• _Your goal_
Output the data as it stands. Each line must match exactly.

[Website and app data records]
━━━━━━━━━━━━━━━━
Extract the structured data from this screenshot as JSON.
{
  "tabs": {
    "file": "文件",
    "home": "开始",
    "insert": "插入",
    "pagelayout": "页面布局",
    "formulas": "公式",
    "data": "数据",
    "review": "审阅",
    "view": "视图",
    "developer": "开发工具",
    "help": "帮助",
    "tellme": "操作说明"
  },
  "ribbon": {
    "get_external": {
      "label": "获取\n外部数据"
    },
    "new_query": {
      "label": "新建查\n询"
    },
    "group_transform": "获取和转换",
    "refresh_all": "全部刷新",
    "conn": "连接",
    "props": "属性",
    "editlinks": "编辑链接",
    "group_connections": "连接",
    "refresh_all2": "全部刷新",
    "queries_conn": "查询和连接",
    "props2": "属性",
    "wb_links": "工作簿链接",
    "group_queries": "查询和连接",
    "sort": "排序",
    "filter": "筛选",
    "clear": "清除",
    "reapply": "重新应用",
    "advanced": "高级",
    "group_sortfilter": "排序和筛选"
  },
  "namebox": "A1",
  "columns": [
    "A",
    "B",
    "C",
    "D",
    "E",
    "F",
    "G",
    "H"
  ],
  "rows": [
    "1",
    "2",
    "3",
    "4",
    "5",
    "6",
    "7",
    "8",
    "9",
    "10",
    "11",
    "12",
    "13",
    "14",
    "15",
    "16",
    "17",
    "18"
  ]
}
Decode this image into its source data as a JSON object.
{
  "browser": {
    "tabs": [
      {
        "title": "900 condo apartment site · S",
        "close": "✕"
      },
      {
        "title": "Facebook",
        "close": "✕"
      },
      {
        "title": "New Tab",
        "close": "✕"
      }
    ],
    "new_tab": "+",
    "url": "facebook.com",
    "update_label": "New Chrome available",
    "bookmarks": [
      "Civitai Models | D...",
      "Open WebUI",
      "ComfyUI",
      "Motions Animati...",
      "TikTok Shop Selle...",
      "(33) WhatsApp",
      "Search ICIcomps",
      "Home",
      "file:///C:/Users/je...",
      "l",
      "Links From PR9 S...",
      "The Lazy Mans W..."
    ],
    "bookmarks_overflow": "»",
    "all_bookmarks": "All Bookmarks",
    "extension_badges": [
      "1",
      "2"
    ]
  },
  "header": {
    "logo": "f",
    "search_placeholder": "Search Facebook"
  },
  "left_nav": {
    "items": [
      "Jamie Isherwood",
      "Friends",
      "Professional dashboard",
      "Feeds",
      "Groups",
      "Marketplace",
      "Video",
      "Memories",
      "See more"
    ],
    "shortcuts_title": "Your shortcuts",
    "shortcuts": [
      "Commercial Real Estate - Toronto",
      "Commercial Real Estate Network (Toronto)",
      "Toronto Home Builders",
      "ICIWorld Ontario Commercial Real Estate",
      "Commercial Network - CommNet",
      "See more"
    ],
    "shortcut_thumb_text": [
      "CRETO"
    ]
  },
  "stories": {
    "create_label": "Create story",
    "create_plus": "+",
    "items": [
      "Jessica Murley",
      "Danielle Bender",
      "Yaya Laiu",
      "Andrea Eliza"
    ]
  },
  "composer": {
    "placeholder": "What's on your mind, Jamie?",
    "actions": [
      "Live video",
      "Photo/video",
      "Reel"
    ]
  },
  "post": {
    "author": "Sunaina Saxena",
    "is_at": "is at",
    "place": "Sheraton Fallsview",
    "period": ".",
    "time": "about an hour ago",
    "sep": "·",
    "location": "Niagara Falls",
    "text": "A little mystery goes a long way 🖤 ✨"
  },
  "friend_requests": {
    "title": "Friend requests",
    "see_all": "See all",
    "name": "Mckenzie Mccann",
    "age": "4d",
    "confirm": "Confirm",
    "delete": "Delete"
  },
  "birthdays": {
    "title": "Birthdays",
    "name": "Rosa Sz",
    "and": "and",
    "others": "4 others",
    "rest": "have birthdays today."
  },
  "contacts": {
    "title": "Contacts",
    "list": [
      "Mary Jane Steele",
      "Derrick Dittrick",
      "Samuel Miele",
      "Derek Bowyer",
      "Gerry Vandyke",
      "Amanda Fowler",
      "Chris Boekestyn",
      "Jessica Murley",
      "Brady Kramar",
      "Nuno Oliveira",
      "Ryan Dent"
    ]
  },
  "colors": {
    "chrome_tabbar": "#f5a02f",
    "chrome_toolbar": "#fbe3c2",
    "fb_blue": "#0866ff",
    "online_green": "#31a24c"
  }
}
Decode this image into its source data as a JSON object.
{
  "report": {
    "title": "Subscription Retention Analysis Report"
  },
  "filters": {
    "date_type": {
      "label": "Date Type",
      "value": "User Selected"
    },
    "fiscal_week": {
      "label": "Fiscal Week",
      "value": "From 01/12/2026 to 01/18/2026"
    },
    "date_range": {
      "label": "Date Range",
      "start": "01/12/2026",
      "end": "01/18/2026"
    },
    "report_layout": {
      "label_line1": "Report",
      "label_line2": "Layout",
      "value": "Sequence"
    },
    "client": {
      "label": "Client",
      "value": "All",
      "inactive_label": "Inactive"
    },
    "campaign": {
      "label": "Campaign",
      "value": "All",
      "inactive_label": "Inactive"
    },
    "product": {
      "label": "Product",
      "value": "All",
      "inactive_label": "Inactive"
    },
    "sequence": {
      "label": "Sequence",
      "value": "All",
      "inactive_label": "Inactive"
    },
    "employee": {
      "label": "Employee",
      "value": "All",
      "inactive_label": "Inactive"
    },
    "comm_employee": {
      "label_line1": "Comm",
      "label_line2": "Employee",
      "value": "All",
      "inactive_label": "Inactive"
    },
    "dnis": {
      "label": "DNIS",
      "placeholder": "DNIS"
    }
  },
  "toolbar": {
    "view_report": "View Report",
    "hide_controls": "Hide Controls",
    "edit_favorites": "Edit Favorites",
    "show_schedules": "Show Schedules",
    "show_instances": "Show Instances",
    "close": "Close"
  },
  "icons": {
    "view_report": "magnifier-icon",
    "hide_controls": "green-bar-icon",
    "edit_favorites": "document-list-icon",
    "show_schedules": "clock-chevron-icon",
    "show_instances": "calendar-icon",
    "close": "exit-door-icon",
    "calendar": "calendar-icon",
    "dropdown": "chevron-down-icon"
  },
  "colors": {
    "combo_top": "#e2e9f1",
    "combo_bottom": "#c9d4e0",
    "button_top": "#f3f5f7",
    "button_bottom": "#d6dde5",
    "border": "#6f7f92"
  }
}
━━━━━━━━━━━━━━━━
• _Exercise answer_
Extract the structured data from this screenshot as JSON.
{
  "tabs": {
    "file": "文件",
    "home": "开始",
    "insert": "插入",
    "pagelayout": "页面布局",
    "formulas": "公式",
    "data": "数据",
    "review": "审阅",
    "view": "视图",
    "developer": "开发工具",
    "help": "帮助",
    "tellme": "操作说明"
  },
  "ribbon": {
    "get_external": {
      "label": "获取\n外部数据"
    },
    "new_query": {
      "label": "新建查\n询"
    },
    "group_transform": "获取和转换",
    "refresh_all": "全部刷新",
    "conn": "连接",
    "props": "属性",
    "editlinks": "编辑链接",
    "group_connections": "连接",
    "refresh_all2": "全部刷新",
    "queries_conn": "查询和连接",
    "props2": "属性",
    "wb_links": "工作簿链接",
    "group_queries": "查询和连接",
    "sort": "排序",
    "filter": "筛选",
    "clear": "清除",
    "reapply": "重新应用",
    "advanced": "高级",
    "group_sortfilter": "排序和筛选"
  },
  "namebox": "A1",
  "columns": [
    "A",
    "B",
    "C",
    "D",
    "E",
    "F",
    "G",
    "H"
  ],
  "rows": [
    "1",
    "2",
    "3",
    "4",
    "5",
    "6",
    "7",
    "8",
    "9",
    "10",
    "11",
    "12",
    "13",
    "14",
    "15",
    "16",
    "17",
    "18"
  ]
}
Decode this image into its source data as a JSON object.
{
  "browser": {
    "tabs": [
      {
        "title": "900 condo apartment site · S",
        "close": "✕"
      },
      {
        "title": "Facebook",
        "close": "✕"
      },
      {
        "title": "New Tab",
        "close": "✕"
      }
    ],
    "new_tab": "+",
    "url": "facebook.com",
    "update_label": "New Chrome available",
    "bookmarks": [
      "Civitai Models | D...",
      "Open WebUI",
      "ComfyUI",
      "Motions Animati...",
      "TikTok Shop Selle...",
      "(33) WhatsApp",
      "Search ICIcomps",
      "Home",
      "file:///C:/Users/je...",
      "l",
      "Links From PR9 S...",
      "The Lazy Mans W..."
    ],
    "bookmarks_overflow": "»",
    "all_bookmarks": "All Bookmarks",
    "extension_badges": [
      "1",
      "2"
    ]
  },
  "header": {
    "logo": "f",
    "search_placeholder": "Search Facebook"
  },
  "left_nav": {
    "items": [
      "Jamie Isherwood",
      "Friends",
      "Professional dashboard",
      "Feeds",
      "Groups",
      "Marketplace",
      "Video",
      "Memories",
      "See more"
    ],
    "shortcuts_title": "Your shortcuts",
    "shortcuts": [
      "Commercial Real Estate - Toronto",
      "Commercial Real Estate Network (Toronto)",
      "Toronto Home Builders",
      "ICIWorld Ontario Commercial Real Estate",
      "Commercial Network - CommNet",
      "See more"
    ],
    "shortcut_thumb_text": [
      "CRETO"
    ]
  },
  "stories": {
    "create_label": "Create story",
    "create_plus": "+",
    "items": [
      "Jessica Murley",
      "Danielle Bender",
      "Yaya Laiu",
      "Andrea Eliza"
    ]
  },
  "composer": {
    "placeholder": "What's on your mind, Jamie?",
    "actions": [
      "Live video",
      "Photo/video",
      "Reel"
    ]
  },
  "post": {
    "author": "Sunaina Saxena",
    "is_at": "is at",
    "place": "Sheraton Fallsview",
    "period": ".",
    "time": "about an hour ago",
    "sep": "·",
    "location": "Niagara Falls",
    "text": "A little mystery goes a long way 🖤 ✨"
  },
  "friend_requests": {
    "title": "Friend requests",
    "see_all": "See all",
    "name": "Mckenzie Mccann",
    "age": "4d",
    "confirm": "Confirm",
    "delete": "Delete"
  },
  "birthdays": {
    "title": "Birthdays",
    "name": "Rosa Sz",
    "and": "and",
    "others": "4 others",
    "rest": "have birthdays today."
  },
  "contacts": {
    "title": "Contacts",
    "list": [
      "Mary Jane Steele",
      "Derrick Dittrick",
      "Samuel Miele",
      "Derek Bowyer",
      "Gerry Vandyke",
      "Amanda Fowler",
      "Chris Boekestyn",
      "Jessica Murley",
      "Brady Kramar",
      "Nuno Oliveira",
      "Ryan Dent"
    ]
  },
  "colors": {
    "chrome_tabbar": "#f5a02f",
    "chrome_toolbar": "#fbe3c2",
    "fb_blue": "#0866ff",
    "online_green": "#31a24c"
  }
}
Decode this image into its source data as a JSON object.
{
  "report": {
    "title": "Subscription Retention Analysis Report"
  },
  "filters": {
    "date_type": {
      "label": "Date Type",
      "value": "User Selected"
    },
    "fiscal_week": {
      "label": "Fiscal Week",
      "value": "From 01/12/2026 to 01/18/2026"
    },
    "date_range": {
      "label": "Date Range",
      "start": "01/12/2026",
      "end": "01/18/2026"
    },
    "report_layout": {
      "label_line1": "Report",
      "label_line2": "Layout",
      "value": "Sequence"
    },
    "client": {
      "label": "Client",
      "value": "All",
      "inactive_label": "Inactive"
    },
    "campaign": {
      "label": "Campaign",
      "value": "All",
      "inactive_label": "Inactive"
    },
    "product": {
      "label": "Product",
      "value": "All",
      "inactive_label": "Inactive"
    },
    "sequence": {
      "label": "Sequence",
      "value": "All",
      "inactive_label": "Inactive"
    },
    "employee": {
      "label": "Employee",
      "value": "All",
      "inactive_label": "Inactive"
    },
    "comm_employee": {
      "label_line1": "Comm",
      "label_line2": "Employee",
      "value": "All",
      "inactive_label": "Inactive"
    },
    "dnis": {
      "label": "DNIS",
      "placeholder": "DNIS"
    }
  },
  "toolbar": {
    "view_report": "View Report",
    "hide_controls": "Hide Controls",
    "edit_favorites": "Edit Favorites",
    "show_schedules": "Show Schedules",
    "show_instances": "Show Instances",
    "close": "Close"
  },
  "icons": {
    "view_report": "magnifier-icon",
    "hide_controls": "green-bar-icon",
    "edit_favorites": "document-list-icon",
    "show_schedules": "clock-chevron-icon",
    "show_instances": "calendar-icon",
    "close": "exit-door-icon",
    "calendar": "calendar-icon",
    "dropdown": "chevron-down-icon"
  },
  "colors": {
    "combo_top": "#e2e9f1",
    "combo_bottom": "#c9d4e0",
    "button_top": "#f3f5f7",
    "button_bottom": "#d6dde5",
    "border": "#6f7f92"
  }
}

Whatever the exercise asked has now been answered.